Studying at a university in his home country of Syria made Amer Horani very proud.
But that was before the war in Syria forced him to leave his country.
Horani was the first in his family to attend a university. He began studying psychology at Damascus University in 2012. He dreamed of using his education to help others.
Then his friend, also a student, disappeared.
“The army came for him. I never saw him again,” Horani told VOA. The disappearance of his friend was one reason the 22-year-old chose to leave Syria. He left after completing only eight months of his studies.
Horani and many other Syrians were forced to abandon higher education to become refugees.
“Everything is bad here,” Horani said. He now works in a small convenience store in Beirut, the capital of Lebanon.
More than one million refugees live in Lebanon. Some Lebanese do not want them there. The refugees also face difficult living conditions and restrictions on job opportunities.
“Sometimes it feels like I have lost everything here, my life has stopped,” Horani said. “I’m not a criminal, I’m not bad. I just want to study.”
At one point, at least 250,000 students studied at universities in Syria. Now experts suggest that almost 200,000 students have fled the country.

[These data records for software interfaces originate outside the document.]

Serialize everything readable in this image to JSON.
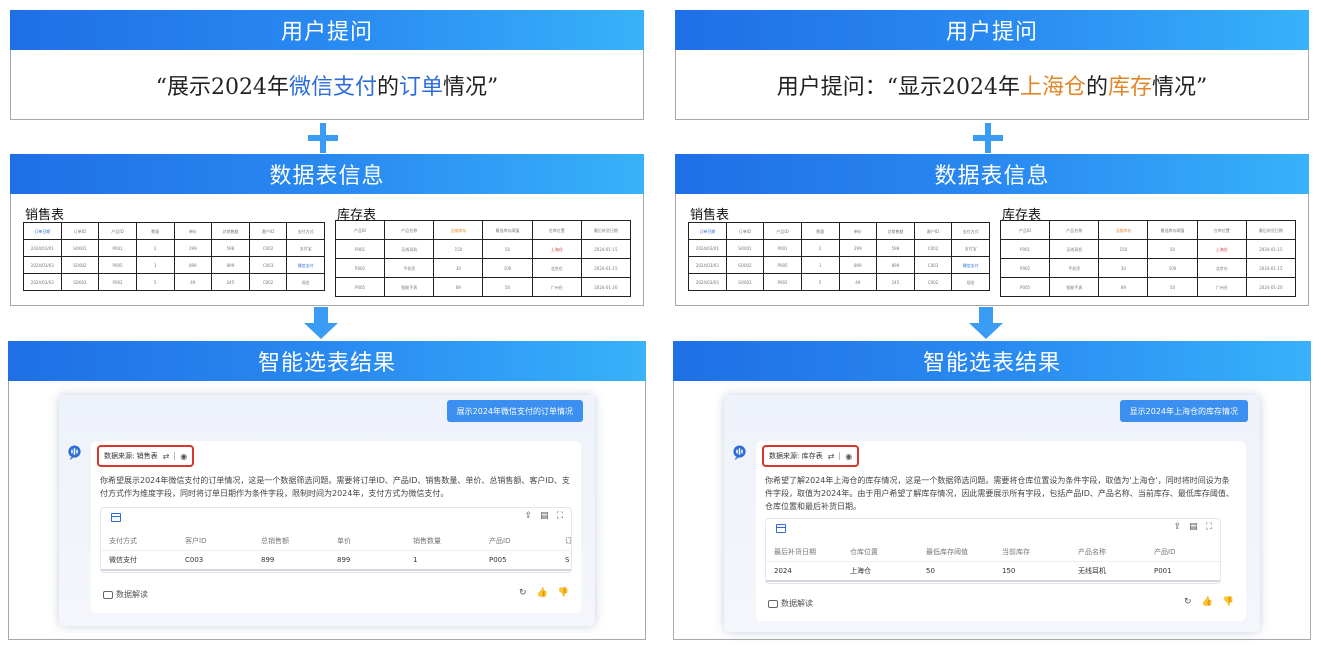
{
  "left": {
    "question_banner": "用户提问",
    "question_parts": [
      {
        "text": "“展示2024年",
        "style": ""
      },
      {
        "text": "微信支付",
        "style": "blue"
      },
      {
        "text": "的",
        "style": ""
      },
      {
        "text": "订单",
        "style": "blue"
      },
      {
        "text": "情况”",
        "style": ""
      }
    ],
    "table_banner": "数据表信息",
    "sales_title": "销售表",
    "inventory_title": "库存表",
    "result_banner": "智能选表结果",
    "user_message": "展示2024年微信支付的订单情况",
    "source_label": "数据来源: 销售表",
    "answer": "你希望展示2024年微信支付的订单情况，这是一个数据筛选问题。需要将订单ID、产品ID、销售数量、单价、总销售额、客户ID、支付方式作为维度字段，同时将订单日期作为条件字段，限制时间为2024年，支付方式为微信支付。",
    "result_columns": [
      "支付方式",
      "客户ID",
      "总销售额",
      "单价",
      "销售数量",
      "产品ID",
      "订"
    ],
    "result_row": [
      "微信支付",
      "C003",
      "899",
      "899",
      "1",
      "P005",
      "S"
    ],
    "decode_label": "数据解读"
  },
  "right": {
    "question_banner": "用户提问",
    "question_parts": [
      {
        "text": "用户提问：“显示2024年",
        "style": ""
      },
      {
        "text": "上海仓",
        "style": "orange"
      },
      {
        "text": "的",
        "style": ""
      },
      {
        "text": "库存",
        "style": "orange"
      },
      {
        "text": "情况”",
        "style": ""
      }
    ],
    "table_banner": "数据表信息",
    "sales_title": "销售表",
    "inventory_title": "库存表",
    "result_banner": "智能选表结果",
    "user_message": "显示2024年上海仓的库存情况",
    "source_label": "数据来源: 库存表",
    "answer": "你希望了解2024年上海仓的库存情况，这是一个数据筛选问题。需要将仓库位置设为条件字段，取值为'上海仓'，同时将时间设为条件字段，取值为2024年。由于用户希望了解库存情况，因此需要展示所有字段，包括产品ID、产品名称、当前库存、最低库存阈值、仓库位置和最后补货日期。",
    "result_columns": [
      "最后补货日期",
      "仓库位置",
      "最低库存阈值",
      "当前库存",
      "产品名称",
      "产品ID"
    ],
    "result_row": [
      "2024",
      "上海仓",
      "50",
      "150",
      "无线耳机",
      "P001"
    ],
    "decode_label": "数据解读"
  },
  "sales_table": {
    "header": [
      "订单日期",
      "订单ID",
      "产品ID",
      "数量",
      "单价",
      "总销售额",
      "客户ID",
      "支付方式"
    ],
    "rows": [
      [
        "2024/03/01",
        "SO001",
        "P001",
        "2",
        "299",
        "598",
        "C002",
        "支付宝"
      ],
      [
        "2024/03/03",
        "SO002",
        "P005",
        "1",
        "899",
        "899",
        "C003",
        "微信支付"
      ],
      [
        "2024/03/03",
        "SO003",
        "P002",
        "5",
        "49",
        "245",
        "C002",
        "现金"
      ]
    ]
  },
  "inventory_table": {
    "header": [
      "产品ID",
      "产品名称",
      "当前库存",
      "最低库存阈值",
      "仓库位置",
      "最后补货日期"
    ],
    "rows": [
      [
        "P001",
        "无线耳机",
        "150",
        "50",
        "上海仓",
        "2024-01-15"
      ],
      [
        "P002",
        "手机壳",
        "30",
        "100",
        "北京仓",
        "2024-01-15"
      ],
      [
        "P005",
        "智能手表",
        "89",
        "50",
        "广州仓",
        "2024-01-20"
      ]
    ]
  },
  "colors": {
    "banner_start": "#1f6fe6",
    "banner_end": "#38b2fa",
    "highlight_blue": "#2c6ed6",
    "highlight_orange": "#e0872a",
    "source_border": "#d9352b",
    "user_bubble": "#3a8ff0"
  },
  "icons": [
    "plus-icon",
    "down-arrow-icon",
    "bot-icon",
    "switch-icon",
    "eye-icon",
    "table-icon",
    "export-icon",
    "download-icon",
    "fullscreen-icon",
    "book-icon",
    "refresh-icon",
    "thumbs-up-icon",
    "thumbs-down-icon"
  ]
}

There are many reasons that refugees are prevented from re-entering higher education. The biggest reason is the lack of money to pay the cost. Also studying in a different country may mean they must learn in a language that is not their own. Or the refugees may not have the right documents to register at a university in their new country.
Allan Goodman is the president of the Institute of International Education, or IIE. The IIE is an organization that studies and supports the exchange of students between countries.
“This is the most challenging higher education emergency we have ever faced,” Goodman said.
International media have brought attention to the efforts of Syrian refugees to reach Europe. However, over 4.5 million refugees are now living in countries close to Syria like Lebanon, Turkey and Jordan.
These countries already struggle to accept and help these refugees. But, support efforts continue.
In Lebanon, the Ministry of Education and several United Nations agencies are discussing the problem. They are working to make 300 scholarships available to refugees this year.
Estimates suggest 10,000 Syrians are enrolled in higher education programs in Lebanon. One report says about 5,000 people are enrolled in Turkey. Turkey has offered almost 1,000 scholarships.
But, those numbers do not show how many of those Syrians are refugees.
Goodman said, “I’d be amazed if the number of Syrian [refugees] back in higher education were more than a few thousand.”
“There’s not the capacity in Jordan or Lebanon or even Turkey,” he said.
Efforts to solve this crisis have spread all over the world.
The IIE is working with universities in many different countries to help more than 500 Syrian students and 100 professors. The IIE is only one of several organizations seeking to connect Syrians with universities.
Other groups also are creating different ways to help.
In Berlin, one organization has started Kiron University. Kiron University offers online courses designed for refugees.
Also, an engineering student at Oxford University named Thais Roque started her own scholarship program for refugees.
The program will help students beginning their studies in 2017. Roque hopes to raise enough money for 20 scholarships. This would cost around $320,000.
“I can’t believe how many emails we’ve been getting – some have said that this is their last chance [to get higher education],” Roque said. She asks others to follow her example.
“We are students too,” she added. “We just happen to be luckier than them.”
But the gap between refugees’ needs and what is offered is still very large.
Goodman says there is already one example of how refugees can really be helped. During World War II, a university designed for refugees was created in New York. Goodman says the IIE is investigating the idea of re-creating this university.
For Syrian refugee Amer Horani, getting back into university is still a major challenge.
But, his desire to become a psychologist is still very strong. He knows that in his war-torn country, his training and skills would be more important than ever.
“After the war,” Horani said, “everyone in Syria is going to need someone.”
I’m Pete Musto.
Words in This Story
proud – adj. very happy and pleased because of something you have done, something you own, someone you know or are related to
abandon – v. to stop doing or having something
convenience store – n. a small store that is open for many hours of the day
challenging – adj. difficult in a way that is usually interesting or enjoyable
scholarship(s) – n. an amount of money that is given by a school, or an organization to a student to help pay for the student's education
enroll(ed) – v. to enter someone as a member of or participant in something
amazed – adj. feeling or showing great surprise
gap – n. a difference between two people, groups, or things